What to do if you’re in a crash with an uninsured driver
If you’ve been in a wreck with an uninsured driver, follow these 6 steps:
- Call the police. After any crash (especially one involving an uninsured motorist), you should dial 911 and have local law enforcement come to the scene of the accident to write a police report. An accident report is often required to file an insurance claim and can be an important piece of evidence in a lawsuit (if it comes to that).
- Take pictures. If it’s safe to do so and you’re not seriously injured, try to take some photos of the accident scene — including damage to all vehicles involved and the surroundings where the crash occurred (weather, road conditions, etc.). You can use your phone to take pictures or video.

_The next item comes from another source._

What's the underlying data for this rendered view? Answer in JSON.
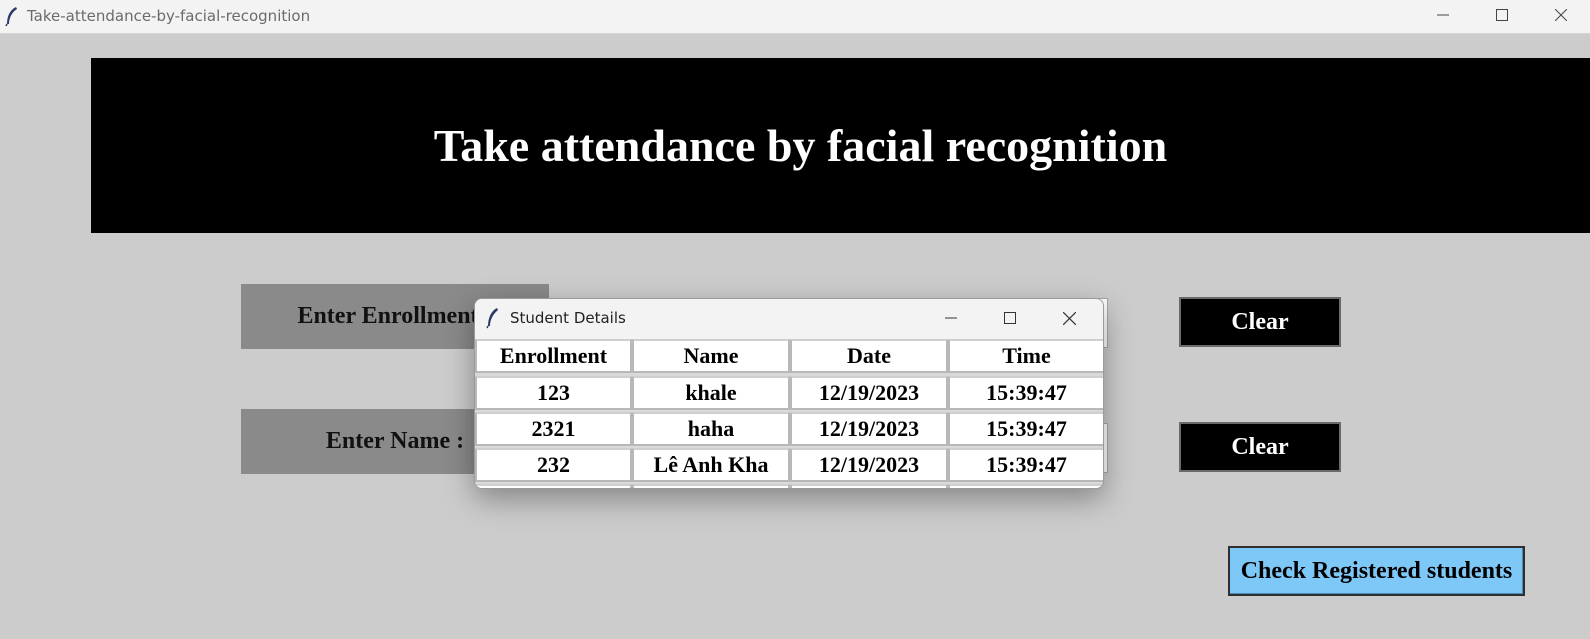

- Exchange information. The police officer that responds to the accident should take down the other driver’s information, but you should, as well. Even if the other driver has no insurance, be sure to get their first and last name, phone number, driver’s license number, license plate number (and state) and vehicle make and model. Also, try to get the contact information for any eyewitnesses who saw the crash.
- Contact your insurance company. Even if the other driver was at fault and is uninsured, it’s vital that you notify your own auto insurance company about the accident as soon as possible. If you have UM/UIM coverage, the agent can help you file a claim and start the process of receiving your benefits. If you don’t have uninsured motorist coverage, they can help explain your options.
- See a doctor. You should always take care of yourself by seeking medical care immediately following an accident. Even if you don’t “feel” hurt, it’s important you get a full medical evaluation since some injuries don’t have obvious symptoms or pain right away but get worse if untreated. You can worry about how your bills will be paid later; for now, focus on your health and well-being.
- Consult an attorney. If you have UM/UIM coverage and your injuries or damage were minor, then you might be fully covered and no further action is needed. However, if you don’t have coverage and wish to sue the at-fault uninsured driver, or if the cost of your injuries and damage exceeds the at-fault driver’s insurance limits, it’s time to get expert legal advice from an Atlanta car accident lawyer who has handled these types of complicated cases before.
At Scholle Law, we’ve represented car accident victims for over 20 years and we have recovered millions of dollars for our clients in personal injury verdicts and settlements across the state of Georgia, including in uninsured car accident cases. We invite you to get free legal advice from our Atlanta offices to find out how we can help secure the compensation and justice you deserve.
Tell an experienced lawyer about your loss to learn about your options.We’re available 24/7 and your first consultation is free.
Call 866-972-5287 or send us a message online